Long-Term Capacity Constraints
Malta International Airport achieved strong traffic development over the past years, with significant growth rates being attained between 2016 and 2019. As a result, the capacity of the aprons and the terminal had been experiencing phases of saturation at peak times, prompting the Company to take concrete action to mitigate the impact of such peak-driven demand. The impact of COVID-19 on international travel, and consequently operations at Malta International Airport, was significant, having short to medium-term repercussions on passenger demand and aircraft movements. Following the reinstatement of unrestricted operations in June 2022, recovery to pre-Covid levels has been stronger than expected, as 2019 movements were surpassed in 2023.
Malta International Airport plc
Directors’ Report
Year Ended 31 December 2023
7
(continued)

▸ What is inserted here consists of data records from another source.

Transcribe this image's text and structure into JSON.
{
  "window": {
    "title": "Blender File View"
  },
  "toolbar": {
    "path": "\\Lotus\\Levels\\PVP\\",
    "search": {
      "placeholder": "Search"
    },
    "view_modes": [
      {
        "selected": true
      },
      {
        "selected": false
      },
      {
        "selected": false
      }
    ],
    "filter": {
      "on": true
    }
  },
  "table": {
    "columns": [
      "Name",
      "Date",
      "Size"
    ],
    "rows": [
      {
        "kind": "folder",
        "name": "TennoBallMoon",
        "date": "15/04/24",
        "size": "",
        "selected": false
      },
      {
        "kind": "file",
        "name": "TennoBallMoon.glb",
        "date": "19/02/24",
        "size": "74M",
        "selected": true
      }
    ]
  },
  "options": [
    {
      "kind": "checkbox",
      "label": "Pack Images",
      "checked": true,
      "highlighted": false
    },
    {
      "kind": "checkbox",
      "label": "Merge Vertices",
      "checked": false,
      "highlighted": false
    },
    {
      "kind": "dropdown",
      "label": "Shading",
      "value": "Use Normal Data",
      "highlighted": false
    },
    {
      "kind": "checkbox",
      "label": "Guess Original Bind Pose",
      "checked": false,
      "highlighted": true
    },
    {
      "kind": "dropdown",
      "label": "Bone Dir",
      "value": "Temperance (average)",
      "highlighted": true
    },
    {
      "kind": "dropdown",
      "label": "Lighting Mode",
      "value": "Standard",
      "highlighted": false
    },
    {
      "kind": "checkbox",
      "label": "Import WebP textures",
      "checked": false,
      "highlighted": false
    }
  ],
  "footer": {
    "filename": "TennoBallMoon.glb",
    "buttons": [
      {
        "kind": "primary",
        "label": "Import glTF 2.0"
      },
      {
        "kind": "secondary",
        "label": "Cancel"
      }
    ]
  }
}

During the year under review, the EU Commission strengthened its resolve to implement stronger Border Control measures by introducing the Entry Exit System (EES). The terminal footprint required to introduce EES infrastructure while increased immigration processing times will have a significant impact on the available terminal capacity. Thus, the Company must retain its focus on maintaining sufficient capacity to meet the short-term passenger handling requirements brought about by re-stabilised travel demand, while also ensuring that the terminal and airside infrastructure can sustain future growth over the longer term.
 
To this end, it is crucial for the Company to execute its investment program for the next five years, targeting